Ciaran was educated by the prominent theologian St. Finnian of Clonard, the spiritual father of the “Twelve Apostles of Ireland”. Here he showed himself to be a most gifted student and one of the most zealous monks. The Lord worked more miracles through his servant. After some time in Clonard he continued his studies with another great saint of the age—St. Enda of Inishmore, on one of three islands in western Ireland known as the Aran Islands. The future saint was to spend seven years in this island monastery and it was here that he was ordained priest. The tradition says that here a vision of a great miraculous tree once appeared before Ciaran. This tree was seen growing very high from the middle of Ireland, protecting the whole “Emerald Isle” (i.e. Ireland), with its sweet fruit surrounding the country, and beautiful birds taking some of the fruit to other lands. St. Enda realized that the miraculous tree was Ciaran himself, who was great in the eyes of God and man, and who would nurture and cover with his grace all Ireland, becoming a true mentor for many. Therefore St. Enda suggested that St. Ciaran go and found a monastery in central Ireland.
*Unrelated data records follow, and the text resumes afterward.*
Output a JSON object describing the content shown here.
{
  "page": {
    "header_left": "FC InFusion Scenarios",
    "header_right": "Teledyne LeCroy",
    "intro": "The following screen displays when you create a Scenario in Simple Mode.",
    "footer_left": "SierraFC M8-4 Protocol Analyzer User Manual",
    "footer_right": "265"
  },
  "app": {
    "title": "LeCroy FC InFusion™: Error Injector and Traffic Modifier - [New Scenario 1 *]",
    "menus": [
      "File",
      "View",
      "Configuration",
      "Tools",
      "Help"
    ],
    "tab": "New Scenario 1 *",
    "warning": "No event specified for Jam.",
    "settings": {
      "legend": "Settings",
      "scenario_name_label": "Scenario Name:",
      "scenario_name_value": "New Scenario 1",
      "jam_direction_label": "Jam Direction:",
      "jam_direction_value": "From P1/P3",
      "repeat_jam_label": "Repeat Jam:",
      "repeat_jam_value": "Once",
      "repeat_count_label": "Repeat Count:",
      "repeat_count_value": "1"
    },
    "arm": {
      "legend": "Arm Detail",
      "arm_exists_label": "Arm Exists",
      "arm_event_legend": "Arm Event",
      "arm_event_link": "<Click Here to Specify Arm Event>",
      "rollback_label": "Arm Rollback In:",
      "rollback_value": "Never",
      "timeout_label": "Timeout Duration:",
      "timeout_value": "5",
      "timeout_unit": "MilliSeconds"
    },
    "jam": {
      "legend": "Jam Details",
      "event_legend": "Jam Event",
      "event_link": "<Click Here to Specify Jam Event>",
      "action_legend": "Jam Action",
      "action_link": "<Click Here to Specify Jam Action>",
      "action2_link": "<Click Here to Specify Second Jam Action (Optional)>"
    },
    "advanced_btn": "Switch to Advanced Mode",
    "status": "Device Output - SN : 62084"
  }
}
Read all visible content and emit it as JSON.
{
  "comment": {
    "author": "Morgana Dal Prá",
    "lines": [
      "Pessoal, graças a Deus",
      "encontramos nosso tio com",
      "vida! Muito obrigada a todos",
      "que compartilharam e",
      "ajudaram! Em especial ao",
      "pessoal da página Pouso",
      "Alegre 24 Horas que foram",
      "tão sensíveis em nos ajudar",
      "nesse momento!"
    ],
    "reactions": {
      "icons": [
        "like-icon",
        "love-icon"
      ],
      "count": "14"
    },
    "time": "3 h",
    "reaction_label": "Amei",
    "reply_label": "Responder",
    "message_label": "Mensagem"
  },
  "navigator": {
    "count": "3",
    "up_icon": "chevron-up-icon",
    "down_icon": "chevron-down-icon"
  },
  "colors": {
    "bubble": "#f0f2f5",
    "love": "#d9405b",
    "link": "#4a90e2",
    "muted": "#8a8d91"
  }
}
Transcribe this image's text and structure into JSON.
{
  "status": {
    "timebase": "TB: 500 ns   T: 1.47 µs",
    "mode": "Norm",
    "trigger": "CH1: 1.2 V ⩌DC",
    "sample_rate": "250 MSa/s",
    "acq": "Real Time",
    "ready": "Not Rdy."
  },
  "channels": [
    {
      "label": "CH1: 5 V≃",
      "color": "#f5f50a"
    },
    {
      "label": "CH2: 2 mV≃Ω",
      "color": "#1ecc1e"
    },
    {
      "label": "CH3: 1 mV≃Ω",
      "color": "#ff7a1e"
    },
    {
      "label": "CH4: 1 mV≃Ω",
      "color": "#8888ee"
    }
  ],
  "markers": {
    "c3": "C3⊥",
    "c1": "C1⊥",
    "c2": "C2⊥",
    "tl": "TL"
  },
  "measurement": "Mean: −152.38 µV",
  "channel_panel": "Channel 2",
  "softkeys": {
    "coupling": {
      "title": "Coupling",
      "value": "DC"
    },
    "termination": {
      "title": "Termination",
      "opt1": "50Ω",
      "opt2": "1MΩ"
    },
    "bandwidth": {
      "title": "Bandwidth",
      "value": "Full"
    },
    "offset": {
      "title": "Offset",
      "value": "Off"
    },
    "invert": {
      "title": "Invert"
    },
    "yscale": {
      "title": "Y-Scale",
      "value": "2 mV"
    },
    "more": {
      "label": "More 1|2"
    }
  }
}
From there Ciaran then moved to Lough Ree (Lough is the Irish word for lake) where he settled on an island. There he lived the ascetic life for another seven years and built his first monastery. It is likely that at approximately the same time the ascetic also lived on Scattery Island, where his spiritual mentor was St. Senan, a great contemporary founder of Irish monasteries. The saint may have briefly visited other Irish islands, like Hare Island, where he also established small communities and worked miracles. (One of these stories is that once a monk lost the saint’s Gospel book in the lake, but in the summer when a cow went down to the water, a strap to the Gospel book stuck to one of the animal’s feet, and when the Gospel was lifted out onto the bank, all its pages and even letters appeared to be completely intact). His labours here prepared Ciaran to fulfil the main task of his life.
About the year 544 (or 548), Ciaran eventually established his main and greatest monastery of Clonmacnoise in the present-day county of Offaly in Ireland, on the west bank of the River Shannon. He predicted that many souls would go to heaven from this site, that the Lord would be especially present here forever and that many devout Christians would always visit this place. According to tradition, the saint was told to build this monastic complex at another, more beautiful site, but the saint declined, saying that all the beauties of our fleeting life should not divert monks from their striving for heavenly and spiritual heights. Ciaran became the first Abbot of Clonmacnoise and he formed for his brethren an ascetic rule which became known as “The Rule of St. Ciaran”. Soon afterwards more than half of all Irish monasteries began to follow this very strict ascetic rule. First of all, the saint confirmed his preaching with his own example, for he was generally known as a man of faith, prayer, fasting, labour, humility, learning and discipline, as well as protector of the poor. It was recorded that Diarmait, the future high king of Ireland, much assisted Ciaran in founding the monastery and promised to endow lands for its needs.